Things went wrong when Wilkin, certainly no managerial tyro, was replaced by a man who switched formations more often than a drag act switches costumes. At the end of his first season Gary Mills built his side around a player he’d have offloaded on a free to a lower division in January if it hadn’t have been for an administrative problem. It wasn’t that he didn’t know his mind; it was that he constantly changed it, and Smith’s form suffered. It was inevitable, and not a reflection on Smith. You’ve never seen a more obvious centre back than Smith, a proper specialist who only did one job, but executed it impeccably.
Suddenly a man who was born to be a centre back in a back four was used as often as a right back, or part of a three-man defence, and he suffered for it. It was no surprise that Smith chose to leave in the Summer, and although it should have been shocking that Mills was quite happy to get him off the books, I suppose it wasn’t. After all, he had Hamza Bencherif and Kai Edwards lined up to replace him!
Smith returned a year later when Mills was gone and his former team mate Dean Keates took over. Keates knew what he wanted, and knew what would work: he introduced Smith to Shaun Pearson and let the clean sheets pile up.
The contrast between his style and that of Shaun Pearson made them the ideal combination.

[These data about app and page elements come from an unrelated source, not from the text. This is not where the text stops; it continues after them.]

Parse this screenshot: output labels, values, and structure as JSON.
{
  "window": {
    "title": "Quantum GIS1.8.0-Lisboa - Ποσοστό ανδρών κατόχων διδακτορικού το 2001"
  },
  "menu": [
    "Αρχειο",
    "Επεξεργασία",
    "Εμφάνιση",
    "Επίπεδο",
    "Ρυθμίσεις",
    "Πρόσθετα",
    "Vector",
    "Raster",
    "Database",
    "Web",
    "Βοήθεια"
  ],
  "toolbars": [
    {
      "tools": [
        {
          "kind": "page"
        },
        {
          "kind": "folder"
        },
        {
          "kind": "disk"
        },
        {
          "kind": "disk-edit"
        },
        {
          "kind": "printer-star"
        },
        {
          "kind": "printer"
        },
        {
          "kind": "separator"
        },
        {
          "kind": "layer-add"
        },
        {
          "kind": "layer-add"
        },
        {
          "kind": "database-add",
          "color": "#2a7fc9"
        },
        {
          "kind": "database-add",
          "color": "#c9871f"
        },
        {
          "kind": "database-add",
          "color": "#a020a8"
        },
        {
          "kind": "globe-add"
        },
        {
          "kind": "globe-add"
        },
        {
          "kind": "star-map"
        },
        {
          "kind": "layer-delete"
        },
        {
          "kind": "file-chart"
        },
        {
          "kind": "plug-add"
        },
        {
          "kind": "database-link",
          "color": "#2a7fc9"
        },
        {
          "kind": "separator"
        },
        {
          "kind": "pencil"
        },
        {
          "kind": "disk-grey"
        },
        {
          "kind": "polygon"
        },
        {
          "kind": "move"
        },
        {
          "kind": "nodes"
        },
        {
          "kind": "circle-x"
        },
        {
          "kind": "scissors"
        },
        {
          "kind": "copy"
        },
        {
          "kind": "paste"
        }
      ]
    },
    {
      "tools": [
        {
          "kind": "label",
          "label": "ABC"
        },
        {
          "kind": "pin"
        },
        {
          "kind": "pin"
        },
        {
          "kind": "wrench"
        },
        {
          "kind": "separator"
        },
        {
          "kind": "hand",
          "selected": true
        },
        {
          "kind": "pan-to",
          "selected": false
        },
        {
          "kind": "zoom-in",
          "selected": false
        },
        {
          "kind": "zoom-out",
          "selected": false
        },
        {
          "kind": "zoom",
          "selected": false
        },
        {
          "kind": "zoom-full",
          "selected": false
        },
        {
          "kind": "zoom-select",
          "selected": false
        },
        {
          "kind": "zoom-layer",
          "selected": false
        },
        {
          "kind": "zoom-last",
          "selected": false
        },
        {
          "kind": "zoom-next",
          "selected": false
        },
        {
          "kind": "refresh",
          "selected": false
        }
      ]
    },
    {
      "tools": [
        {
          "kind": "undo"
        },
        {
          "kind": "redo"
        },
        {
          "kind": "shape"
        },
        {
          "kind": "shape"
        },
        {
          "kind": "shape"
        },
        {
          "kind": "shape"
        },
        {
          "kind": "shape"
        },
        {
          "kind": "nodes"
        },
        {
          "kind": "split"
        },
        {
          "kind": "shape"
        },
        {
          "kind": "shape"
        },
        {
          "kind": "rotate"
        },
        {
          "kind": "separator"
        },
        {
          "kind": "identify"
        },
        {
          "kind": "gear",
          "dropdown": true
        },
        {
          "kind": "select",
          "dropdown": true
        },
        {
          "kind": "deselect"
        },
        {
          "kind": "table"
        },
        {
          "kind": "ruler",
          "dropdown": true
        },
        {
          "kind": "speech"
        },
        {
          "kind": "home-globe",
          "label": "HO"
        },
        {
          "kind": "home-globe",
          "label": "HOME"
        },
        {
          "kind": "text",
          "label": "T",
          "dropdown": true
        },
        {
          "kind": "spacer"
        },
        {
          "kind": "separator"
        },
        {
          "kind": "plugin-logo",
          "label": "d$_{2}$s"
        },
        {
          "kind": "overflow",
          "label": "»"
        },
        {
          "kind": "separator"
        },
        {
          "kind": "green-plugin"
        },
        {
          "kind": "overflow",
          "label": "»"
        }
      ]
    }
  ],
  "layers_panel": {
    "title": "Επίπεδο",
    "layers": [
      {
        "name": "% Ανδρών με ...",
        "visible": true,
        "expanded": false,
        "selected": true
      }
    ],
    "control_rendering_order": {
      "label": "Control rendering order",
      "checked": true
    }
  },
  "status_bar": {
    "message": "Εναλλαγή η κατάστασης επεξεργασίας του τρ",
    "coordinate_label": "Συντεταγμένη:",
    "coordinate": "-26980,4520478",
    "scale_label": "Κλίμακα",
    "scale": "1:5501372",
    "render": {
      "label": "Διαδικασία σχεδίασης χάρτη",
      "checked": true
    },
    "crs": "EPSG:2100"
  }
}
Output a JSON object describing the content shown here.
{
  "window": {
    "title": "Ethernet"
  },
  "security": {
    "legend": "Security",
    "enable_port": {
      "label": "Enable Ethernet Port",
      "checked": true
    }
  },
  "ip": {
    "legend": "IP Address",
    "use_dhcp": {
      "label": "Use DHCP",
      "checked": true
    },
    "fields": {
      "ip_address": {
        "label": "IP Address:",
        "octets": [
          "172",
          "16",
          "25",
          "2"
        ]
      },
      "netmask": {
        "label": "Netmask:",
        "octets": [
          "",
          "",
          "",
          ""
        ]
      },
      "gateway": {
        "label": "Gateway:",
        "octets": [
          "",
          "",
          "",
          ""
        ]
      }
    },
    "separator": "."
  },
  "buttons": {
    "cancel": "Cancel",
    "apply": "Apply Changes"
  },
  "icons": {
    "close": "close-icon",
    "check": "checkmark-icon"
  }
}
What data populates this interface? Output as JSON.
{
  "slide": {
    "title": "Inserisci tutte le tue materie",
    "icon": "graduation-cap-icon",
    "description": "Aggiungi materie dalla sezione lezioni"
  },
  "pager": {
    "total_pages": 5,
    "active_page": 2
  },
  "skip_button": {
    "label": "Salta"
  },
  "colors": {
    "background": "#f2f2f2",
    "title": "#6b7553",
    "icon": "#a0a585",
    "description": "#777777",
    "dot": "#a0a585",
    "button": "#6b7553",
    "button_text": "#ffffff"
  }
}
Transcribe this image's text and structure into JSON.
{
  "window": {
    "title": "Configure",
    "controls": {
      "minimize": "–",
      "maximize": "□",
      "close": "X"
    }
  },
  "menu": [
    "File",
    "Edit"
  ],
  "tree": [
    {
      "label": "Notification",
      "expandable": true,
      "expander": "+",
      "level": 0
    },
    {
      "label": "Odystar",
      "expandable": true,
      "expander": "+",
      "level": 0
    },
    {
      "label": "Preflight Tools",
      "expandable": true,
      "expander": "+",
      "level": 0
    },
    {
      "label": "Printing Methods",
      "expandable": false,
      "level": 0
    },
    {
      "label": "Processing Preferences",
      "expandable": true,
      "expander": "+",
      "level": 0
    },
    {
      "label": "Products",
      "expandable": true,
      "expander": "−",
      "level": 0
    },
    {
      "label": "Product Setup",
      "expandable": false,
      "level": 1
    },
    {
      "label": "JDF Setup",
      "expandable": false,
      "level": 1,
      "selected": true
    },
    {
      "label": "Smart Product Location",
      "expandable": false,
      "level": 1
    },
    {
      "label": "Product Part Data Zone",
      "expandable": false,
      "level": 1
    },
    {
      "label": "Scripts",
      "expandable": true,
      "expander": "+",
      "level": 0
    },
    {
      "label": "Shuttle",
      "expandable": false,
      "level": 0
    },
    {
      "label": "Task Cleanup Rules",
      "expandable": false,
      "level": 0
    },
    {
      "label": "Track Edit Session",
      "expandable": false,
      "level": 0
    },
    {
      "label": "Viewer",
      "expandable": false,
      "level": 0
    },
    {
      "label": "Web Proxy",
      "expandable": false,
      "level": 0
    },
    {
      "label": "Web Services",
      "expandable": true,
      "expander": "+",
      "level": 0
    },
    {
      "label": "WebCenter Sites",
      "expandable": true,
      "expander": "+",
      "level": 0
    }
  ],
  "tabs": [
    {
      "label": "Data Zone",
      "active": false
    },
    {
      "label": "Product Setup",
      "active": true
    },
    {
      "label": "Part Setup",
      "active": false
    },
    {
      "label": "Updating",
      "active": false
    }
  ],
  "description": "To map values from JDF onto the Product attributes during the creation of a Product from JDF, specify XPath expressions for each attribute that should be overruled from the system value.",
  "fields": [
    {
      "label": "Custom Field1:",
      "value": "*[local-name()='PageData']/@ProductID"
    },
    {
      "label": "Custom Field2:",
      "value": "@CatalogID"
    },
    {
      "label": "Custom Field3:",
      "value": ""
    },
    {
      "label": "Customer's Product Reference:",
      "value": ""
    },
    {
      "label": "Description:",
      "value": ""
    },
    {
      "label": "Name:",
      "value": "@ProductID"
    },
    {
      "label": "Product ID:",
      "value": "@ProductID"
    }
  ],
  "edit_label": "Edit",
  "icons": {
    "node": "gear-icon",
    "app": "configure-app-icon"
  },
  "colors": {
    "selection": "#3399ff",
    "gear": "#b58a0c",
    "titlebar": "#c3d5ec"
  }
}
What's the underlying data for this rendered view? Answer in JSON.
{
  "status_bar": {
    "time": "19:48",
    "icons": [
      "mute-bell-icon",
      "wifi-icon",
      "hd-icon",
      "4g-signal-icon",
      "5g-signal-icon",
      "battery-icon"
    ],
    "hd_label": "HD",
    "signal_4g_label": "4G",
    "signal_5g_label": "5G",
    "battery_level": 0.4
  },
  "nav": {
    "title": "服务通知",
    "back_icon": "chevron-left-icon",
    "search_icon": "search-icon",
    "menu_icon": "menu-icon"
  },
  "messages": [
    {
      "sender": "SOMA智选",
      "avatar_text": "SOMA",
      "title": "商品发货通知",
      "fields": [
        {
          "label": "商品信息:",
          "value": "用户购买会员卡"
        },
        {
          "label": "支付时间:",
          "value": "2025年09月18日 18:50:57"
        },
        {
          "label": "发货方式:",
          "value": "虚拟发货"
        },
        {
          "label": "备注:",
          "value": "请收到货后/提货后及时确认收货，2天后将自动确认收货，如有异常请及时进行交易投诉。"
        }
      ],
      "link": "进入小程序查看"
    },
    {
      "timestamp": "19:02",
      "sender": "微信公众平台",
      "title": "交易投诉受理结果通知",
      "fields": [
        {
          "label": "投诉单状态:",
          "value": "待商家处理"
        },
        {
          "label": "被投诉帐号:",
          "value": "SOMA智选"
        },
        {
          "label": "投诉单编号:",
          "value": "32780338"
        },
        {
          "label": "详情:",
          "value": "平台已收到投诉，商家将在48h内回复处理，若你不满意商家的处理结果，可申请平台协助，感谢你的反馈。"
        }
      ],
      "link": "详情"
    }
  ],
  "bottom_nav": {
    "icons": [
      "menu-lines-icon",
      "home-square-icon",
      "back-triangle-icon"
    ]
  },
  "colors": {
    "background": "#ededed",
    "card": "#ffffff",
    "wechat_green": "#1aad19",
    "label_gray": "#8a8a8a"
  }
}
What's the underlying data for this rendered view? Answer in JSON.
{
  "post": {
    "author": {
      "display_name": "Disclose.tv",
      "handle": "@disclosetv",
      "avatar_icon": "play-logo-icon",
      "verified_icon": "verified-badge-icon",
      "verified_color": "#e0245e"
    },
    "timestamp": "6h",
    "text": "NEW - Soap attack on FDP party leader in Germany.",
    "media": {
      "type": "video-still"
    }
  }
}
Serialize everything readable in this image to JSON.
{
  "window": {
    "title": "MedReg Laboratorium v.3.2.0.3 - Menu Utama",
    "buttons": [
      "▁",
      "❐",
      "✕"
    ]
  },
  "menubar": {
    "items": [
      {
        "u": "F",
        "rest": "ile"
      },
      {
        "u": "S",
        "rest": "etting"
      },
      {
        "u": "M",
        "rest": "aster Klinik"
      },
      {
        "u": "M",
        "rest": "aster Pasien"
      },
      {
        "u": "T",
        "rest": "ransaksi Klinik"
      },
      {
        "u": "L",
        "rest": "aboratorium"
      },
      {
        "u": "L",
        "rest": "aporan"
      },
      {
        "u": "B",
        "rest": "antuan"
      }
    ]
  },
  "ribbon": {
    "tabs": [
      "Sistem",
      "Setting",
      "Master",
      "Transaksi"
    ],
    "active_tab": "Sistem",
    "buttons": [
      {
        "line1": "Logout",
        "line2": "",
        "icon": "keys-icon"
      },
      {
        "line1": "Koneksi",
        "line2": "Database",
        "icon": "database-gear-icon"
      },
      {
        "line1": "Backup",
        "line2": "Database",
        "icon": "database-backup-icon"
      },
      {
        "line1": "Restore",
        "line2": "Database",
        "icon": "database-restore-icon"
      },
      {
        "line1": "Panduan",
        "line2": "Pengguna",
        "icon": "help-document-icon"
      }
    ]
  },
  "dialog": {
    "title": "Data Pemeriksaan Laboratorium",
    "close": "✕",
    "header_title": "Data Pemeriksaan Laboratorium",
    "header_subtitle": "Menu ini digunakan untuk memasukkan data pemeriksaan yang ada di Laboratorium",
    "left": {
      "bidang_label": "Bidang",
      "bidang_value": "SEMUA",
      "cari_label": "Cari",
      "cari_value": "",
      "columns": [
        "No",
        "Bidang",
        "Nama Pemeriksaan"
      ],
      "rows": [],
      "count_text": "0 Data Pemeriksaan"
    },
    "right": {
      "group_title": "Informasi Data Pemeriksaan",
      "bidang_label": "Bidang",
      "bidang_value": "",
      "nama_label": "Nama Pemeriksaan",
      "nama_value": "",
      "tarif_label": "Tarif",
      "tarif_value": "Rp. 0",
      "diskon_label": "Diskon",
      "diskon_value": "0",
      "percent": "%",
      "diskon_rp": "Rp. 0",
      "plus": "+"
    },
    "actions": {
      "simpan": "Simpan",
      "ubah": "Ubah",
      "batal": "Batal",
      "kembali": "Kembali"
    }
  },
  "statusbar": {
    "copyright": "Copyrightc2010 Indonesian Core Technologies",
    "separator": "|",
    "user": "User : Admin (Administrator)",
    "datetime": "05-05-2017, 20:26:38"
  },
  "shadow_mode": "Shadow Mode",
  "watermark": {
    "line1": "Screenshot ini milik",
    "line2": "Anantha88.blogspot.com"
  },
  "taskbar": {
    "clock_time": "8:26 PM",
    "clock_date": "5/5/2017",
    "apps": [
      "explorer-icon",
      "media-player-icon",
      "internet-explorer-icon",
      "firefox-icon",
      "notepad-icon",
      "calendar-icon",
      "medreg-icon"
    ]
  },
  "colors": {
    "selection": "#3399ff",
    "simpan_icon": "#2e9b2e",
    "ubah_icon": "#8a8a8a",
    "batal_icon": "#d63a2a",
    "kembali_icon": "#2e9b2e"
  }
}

When he returned The Racecourse there was genuine rejoicing and he’d found his ideal partner. The contrast between his style and that of Shaun Pearson made them the ideal combination.
The two central defenders, made a fine pairing, almost impenetrable for National League strikers. Perhaps Smith was not the most vocal central defender, but with Pearson alongside him he didn’t need to be. Smith returned the favour by covering around the back of his skipper, giving him scope to attack the ball without fear of leaving space behind him. They were the perfect duo, often making defending look easy.
On a personal level, Smith was always a humble, unassuming character, who went about things in a very professional manner. In his first spell at the club he was highly reluctant to do video interviews – I think we only got him to do one! – but on his return he was much less shy of appearing before the camera.
His reticence was somewhat charming, as was his appearance outside the changing rooms of the Gateshead International Stadium after our FA Trophy penalty shoot-out win with a broom in his hand. He’d taken it upon himself to tidy up the away changing room before getting on the bus back to North Wales, a gesture which summed up the humility and decency of the man.
It’s impossible to consider the loss of Smith and not consider the impact his injury has had on us. We finished five points short of the title last season: while it must be said that Jake Lawlor and Kieran Kennedy both did well alongside Pearson, might we have made up that deficit if Smith had stayed fit?
That’s up for debate, but there’s no doubt that a fully fit Smith in partnership with Pearson would certainly have assisted us as we sought to avoid relegation this term. Just like Rob Lainton, if their injuries had been avoided we’d clearly have more points. That’s just a fact.
Of course, while we regret Smith’s career ending injury we should also acknowledge his generosity. He could have sat on his contract and continued until it expired, hoping that somehow a miracle would happen. He could have drained our resources despite not really having any great hope of returning to football. As he heart-wrenchingly put it, retiring was the end of his childhood dream. He could easily have held onto it in denial of reality.
But he chose not to. The timing of his announcement was his last selfless act for the club. By retiring now, he releases more money for Keates to use in his renovation of his playing staff. A senior player’s wage has been removed from the budget, and as a result, hopefully we’ll be able to bring in a high quality player.
But that’s typical of Smith. Even in his leaving of professional football, he defends Wrexham.